Task =
Return all the data exactly, keeping the pictures out.

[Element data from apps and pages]

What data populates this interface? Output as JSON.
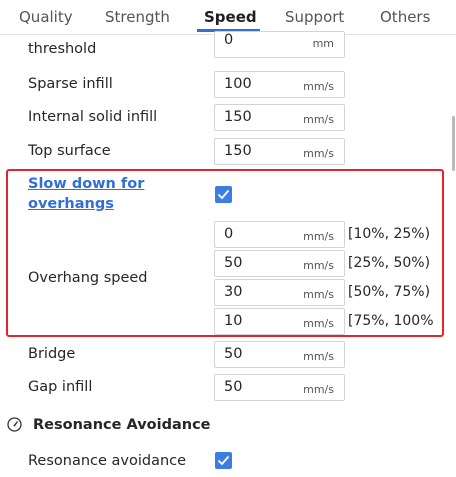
{
  "tabs": [
    {
      "label": "Quality"
    },
    {
      "label": "Strength"
    },
    {
      "label": "Speed"
    },
    {
      "label": "Support"
    },
    {
      "label": "Others"
    }
  ],
  "active_tab": "Speed",
  "rows": {
    "threshold": {
      "label": "threshold",
      "value": "0",
      "unit": "mm"
    },
    "sparse_infill": {
      "label": "Sparse infill",
      "value": "100",
      "unit": "mm/s"
    },
    "internal_solid_infill": {
      "label": "Internal solid infill",
      "value": "150",
      "unit": "mm/s"
    },
    "top_surface": {
      "label": "Top surface",
      "value": "150",
      "unit": "mm/s"
    }
  },
  "slow_down": {
    "line1": "Slow down for",
    "line2": "overhangs",
    "checked": true
  },
  "overhang": {
    "label": "Overhang speed",
    "items": [
      {
        "value": "0",
        "unit": "mm/s",
        "range": "[10%, 25%)"
      },
      {
        "value": "50",
        "unit": "mm/s",
        "range": "[25%, 50%)"
      },
      {
        "value": "30",
        "unit": "mm/s",
        "range": "[50%, 75%)"
      },
      {
        "value": "10",
        "unit": "mm/s",
        "range": "[75%, 100%"
      }
    ]
  },
  "rows2": {
    "bridge": {
      "label": "Bridge",
      "value": "50",
      "unit": "mm/s"
    },
    "gap_infill": {
      "label": "Gap infill",
      "value": "50",
      "unit": "mm/s"
    }
  },
  "resonance": {
    "section_title": "Resonance Avoidance",
    "label": "Resonance avoidance",
    "checked": true
  },
  "colors": {
    "accent": "#3b7de0",
    "highlight": "#e0252b",
    "link": "#2f6fd6"
  }
}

Solution to this task =
What data populates this interface? Output as JSON.
{
  "tabs": [
    {
      "label": "Quality"
    },
    {
      "label": "Strength"
    },
    {
      "label": "Speed"
    },
    {
      "label": "Support"
    },
    {
      "label": "Others"
    }
  ],
  "active_tab": "Speed",
  "rows": {
    "threshold": {
      "label": "threshold",
      "value": "0",
      "unit": "mm"
    },
    "sparse_infill": {
      "label": "Sparse infill",
      "value": "100",
      "unit": "mm/s"
    },
    "internal_solid_infill": {
      "label": "Internal solid infill",
      "value": "150",
      "unit": "mm/s"
    },
    "top_surface": {
      "label": "Top surface",
      "value": "150",
      "unit": "mm/s"
    }
  },
  "slow_down": {
    "line1": "Slow down for",
    "line2": "overhangs",
    "checked": true
  },
  "overhang": {
    "label": "Overhang speed",
    "items": [
      {
        "value": "0",
        "unit": "mm/s",
        "range": "[10%, 25%)"
      },
      {
        "value": "50",
        "unit": "mm/s",
        "range": "[25%, 50%)"
      },
      {
        "value": "30",
        "unit": "mm/s",
        "range": "[50%, 75%)"
      },
      {
        "value": "10",
        "unit": "mm/s",
        "range": "[75%, 100%"
      }
    ]
  },
  "rows2": {
    "bridge": {
      "label": "Bridge",
      "value": "50",
      "unit": "mm/s"
    },
    "gap_infill": {
      "label": "Gap infill",
      "value": "50",
      "unit": "mm/s"
    }
  },
  "resonance": {
    "section_title": "Resonance Avoidance",
    "label": "Resonance avoidance",
    "checked": true
  },
  "colors": {
    "accent": "#3b7de0",
    "highlight": "#e0252b",
    "link": "#2f6fd6"
  }
}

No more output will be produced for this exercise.